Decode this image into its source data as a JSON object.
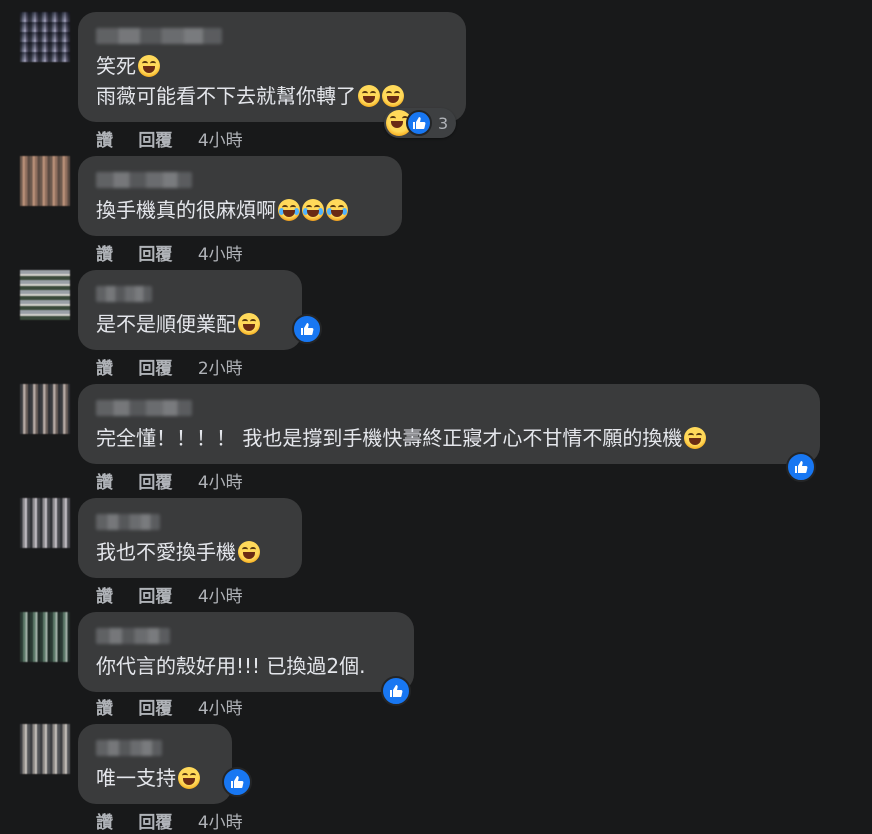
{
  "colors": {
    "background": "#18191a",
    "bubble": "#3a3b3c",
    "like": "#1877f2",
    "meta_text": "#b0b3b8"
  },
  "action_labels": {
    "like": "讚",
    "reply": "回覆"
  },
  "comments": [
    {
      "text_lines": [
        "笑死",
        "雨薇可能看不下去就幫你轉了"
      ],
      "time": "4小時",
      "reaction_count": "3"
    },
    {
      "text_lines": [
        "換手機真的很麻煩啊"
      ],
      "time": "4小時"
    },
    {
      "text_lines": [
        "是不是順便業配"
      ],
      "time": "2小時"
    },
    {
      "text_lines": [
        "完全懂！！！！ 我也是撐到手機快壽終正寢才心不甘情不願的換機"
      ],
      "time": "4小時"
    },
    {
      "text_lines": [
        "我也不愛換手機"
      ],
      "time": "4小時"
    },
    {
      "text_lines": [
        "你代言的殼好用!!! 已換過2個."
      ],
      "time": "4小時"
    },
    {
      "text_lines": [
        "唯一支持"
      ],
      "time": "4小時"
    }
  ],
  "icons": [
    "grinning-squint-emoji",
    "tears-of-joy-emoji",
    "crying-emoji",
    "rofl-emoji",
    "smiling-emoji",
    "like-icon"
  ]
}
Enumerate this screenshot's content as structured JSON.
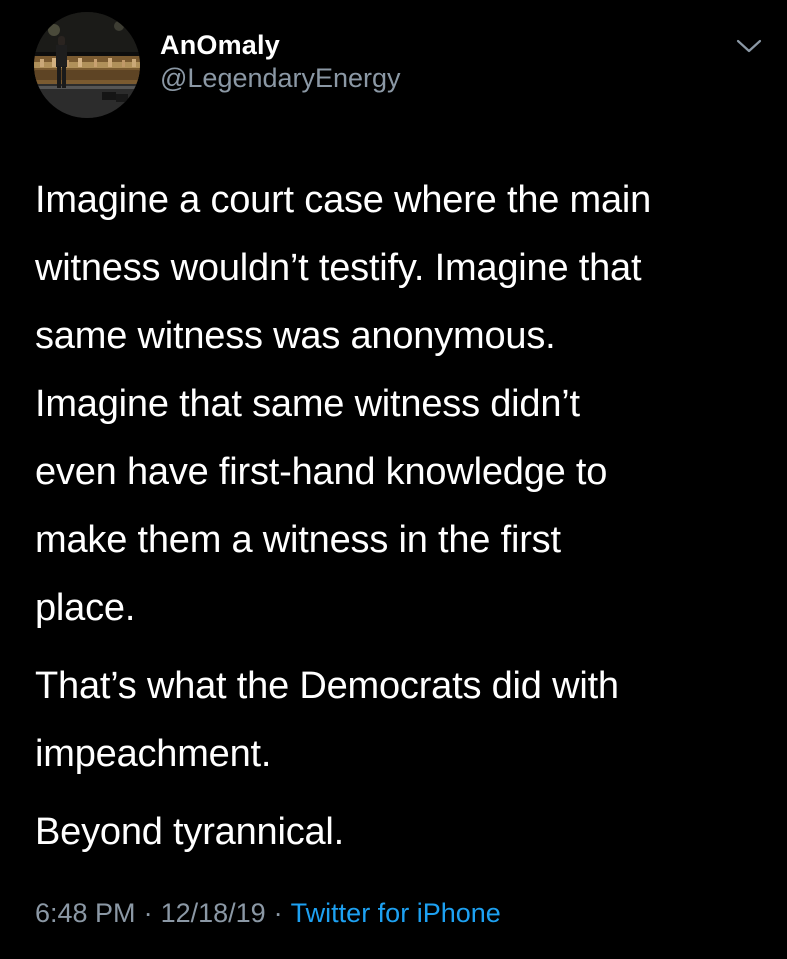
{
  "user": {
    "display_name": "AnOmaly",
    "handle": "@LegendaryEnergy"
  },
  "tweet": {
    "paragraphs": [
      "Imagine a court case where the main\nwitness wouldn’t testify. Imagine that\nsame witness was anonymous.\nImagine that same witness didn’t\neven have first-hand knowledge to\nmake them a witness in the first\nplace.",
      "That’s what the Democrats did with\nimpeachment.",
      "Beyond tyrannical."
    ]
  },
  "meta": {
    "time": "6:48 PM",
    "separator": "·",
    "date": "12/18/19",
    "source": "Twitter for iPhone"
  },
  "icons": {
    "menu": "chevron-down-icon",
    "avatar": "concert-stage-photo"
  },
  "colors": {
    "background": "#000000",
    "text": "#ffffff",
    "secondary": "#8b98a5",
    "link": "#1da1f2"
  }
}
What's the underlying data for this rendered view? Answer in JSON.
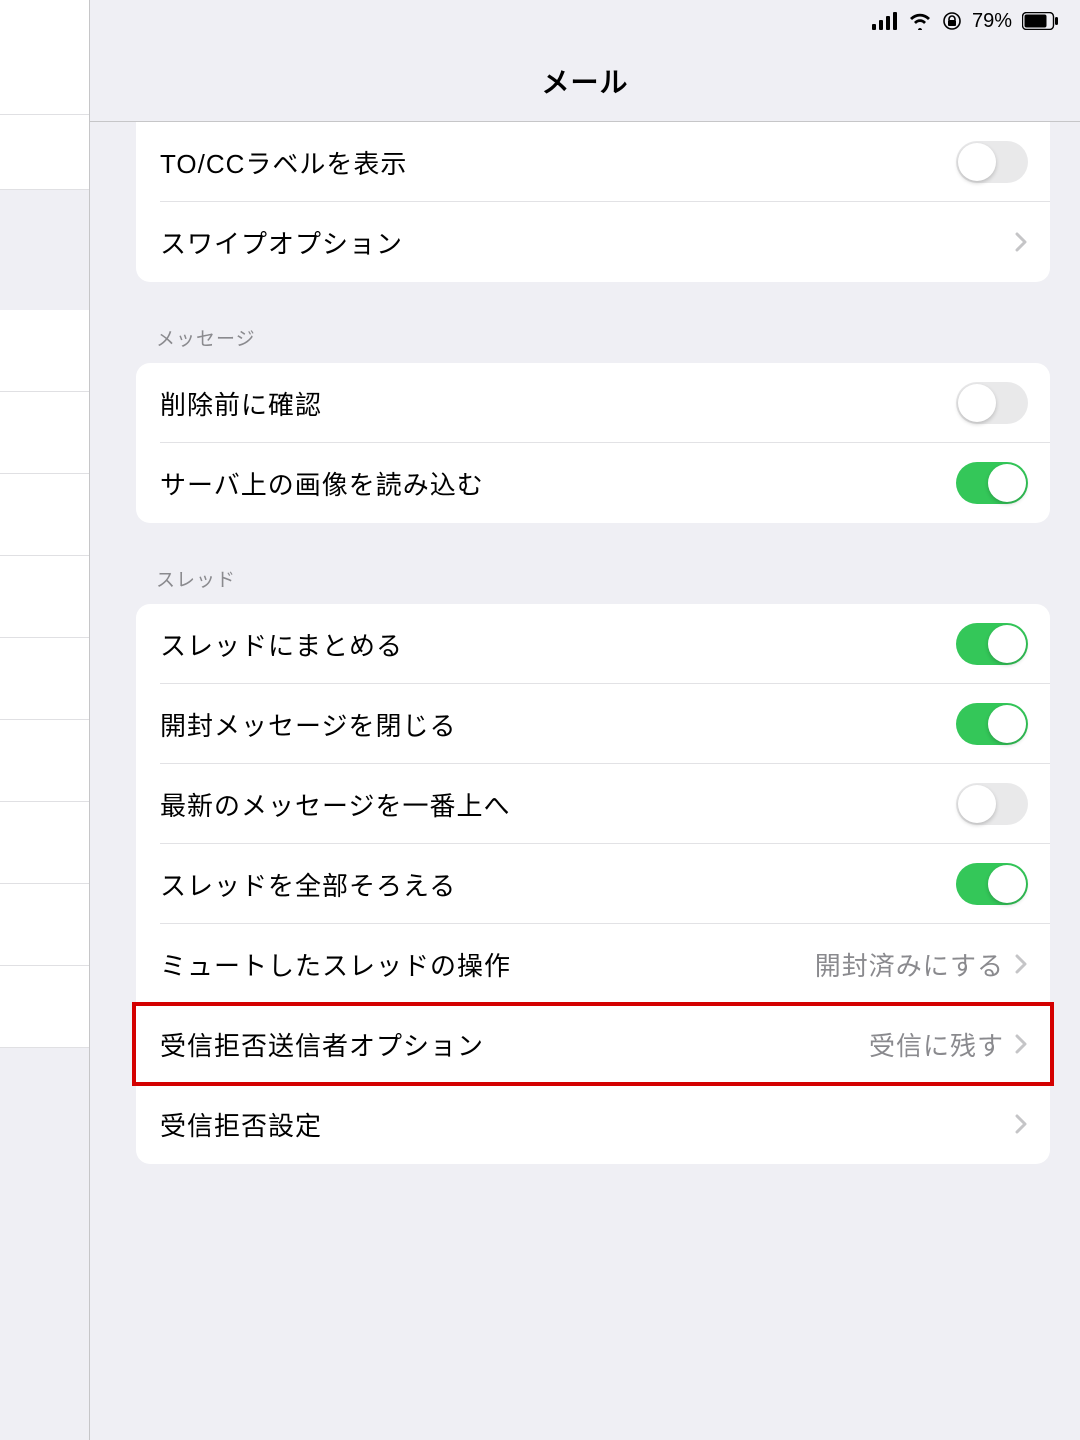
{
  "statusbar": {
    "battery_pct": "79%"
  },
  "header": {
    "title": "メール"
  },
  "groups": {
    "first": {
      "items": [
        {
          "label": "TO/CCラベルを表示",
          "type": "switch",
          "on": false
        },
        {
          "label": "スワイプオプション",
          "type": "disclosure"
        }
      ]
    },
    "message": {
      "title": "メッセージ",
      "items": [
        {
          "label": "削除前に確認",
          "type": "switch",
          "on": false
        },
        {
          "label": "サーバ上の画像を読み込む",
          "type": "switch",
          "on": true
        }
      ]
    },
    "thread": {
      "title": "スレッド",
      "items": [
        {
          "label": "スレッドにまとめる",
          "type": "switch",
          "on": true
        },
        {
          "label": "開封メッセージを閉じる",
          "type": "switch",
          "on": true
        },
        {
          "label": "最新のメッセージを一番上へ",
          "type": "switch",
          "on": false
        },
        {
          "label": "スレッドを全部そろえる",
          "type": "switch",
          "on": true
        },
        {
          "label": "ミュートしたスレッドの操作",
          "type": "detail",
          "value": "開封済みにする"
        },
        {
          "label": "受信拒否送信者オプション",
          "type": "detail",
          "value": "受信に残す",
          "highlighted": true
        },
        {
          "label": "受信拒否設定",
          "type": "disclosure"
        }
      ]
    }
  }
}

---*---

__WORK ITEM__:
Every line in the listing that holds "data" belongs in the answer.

__EXERCISE SOLUTION__:
Decode this image into its source data as a JSON object.
What's the underlying data for this rendered view? Answer in JSON.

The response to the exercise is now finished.